▶ Assignment:
Copy each line below that includes "Cuisines".

(Working data begins)

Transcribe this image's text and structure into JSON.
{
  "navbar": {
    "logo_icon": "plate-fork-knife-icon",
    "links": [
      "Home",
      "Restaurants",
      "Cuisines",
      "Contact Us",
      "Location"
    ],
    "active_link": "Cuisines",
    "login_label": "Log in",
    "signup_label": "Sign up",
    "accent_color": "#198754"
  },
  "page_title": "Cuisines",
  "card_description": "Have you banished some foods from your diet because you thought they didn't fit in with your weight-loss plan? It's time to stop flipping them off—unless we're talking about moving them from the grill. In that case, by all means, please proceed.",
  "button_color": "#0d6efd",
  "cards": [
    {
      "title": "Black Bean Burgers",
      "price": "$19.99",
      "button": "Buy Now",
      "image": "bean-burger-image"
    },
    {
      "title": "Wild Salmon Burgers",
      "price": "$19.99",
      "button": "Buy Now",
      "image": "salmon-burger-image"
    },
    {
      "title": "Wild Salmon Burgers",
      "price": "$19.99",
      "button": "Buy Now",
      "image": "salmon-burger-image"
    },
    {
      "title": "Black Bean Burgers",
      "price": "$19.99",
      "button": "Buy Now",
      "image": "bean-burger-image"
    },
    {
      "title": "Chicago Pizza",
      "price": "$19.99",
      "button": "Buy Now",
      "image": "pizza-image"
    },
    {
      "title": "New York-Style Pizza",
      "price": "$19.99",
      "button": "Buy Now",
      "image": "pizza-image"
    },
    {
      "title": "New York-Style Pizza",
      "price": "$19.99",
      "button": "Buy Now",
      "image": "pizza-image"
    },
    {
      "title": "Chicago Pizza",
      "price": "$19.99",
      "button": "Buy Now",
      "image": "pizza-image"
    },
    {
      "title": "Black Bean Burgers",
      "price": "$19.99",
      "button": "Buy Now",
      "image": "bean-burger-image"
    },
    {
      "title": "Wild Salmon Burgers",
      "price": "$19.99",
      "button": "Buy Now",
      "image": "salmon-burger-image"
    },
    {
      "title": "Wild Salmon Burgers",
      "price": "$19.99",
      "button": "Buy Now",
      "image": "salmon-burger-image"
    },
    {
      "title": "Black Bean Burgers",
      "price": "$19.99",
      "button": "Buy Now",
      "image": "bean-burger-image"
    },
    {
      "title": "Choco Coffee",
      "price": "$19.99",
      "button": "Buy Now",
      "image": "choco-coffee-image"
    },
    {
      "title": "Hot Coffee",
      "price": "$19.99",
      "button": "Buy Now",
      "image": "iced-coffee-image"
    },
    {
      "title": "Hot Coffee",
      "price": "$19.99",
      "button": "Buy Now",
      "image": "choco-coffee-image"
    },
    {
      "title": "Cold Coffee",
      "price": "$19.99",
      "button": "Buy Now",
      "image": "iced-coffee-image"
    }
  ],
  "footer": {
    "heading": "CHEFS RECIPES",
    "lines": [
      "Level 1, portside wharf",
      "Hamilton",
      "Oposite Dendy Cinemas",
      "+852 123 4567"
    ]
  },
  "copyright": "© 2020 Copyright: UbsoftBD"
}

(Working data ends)

▶ Response to the task:
      "Cuisines",
    "active_link": "Cuisines",
  "page_title": "Cuisines",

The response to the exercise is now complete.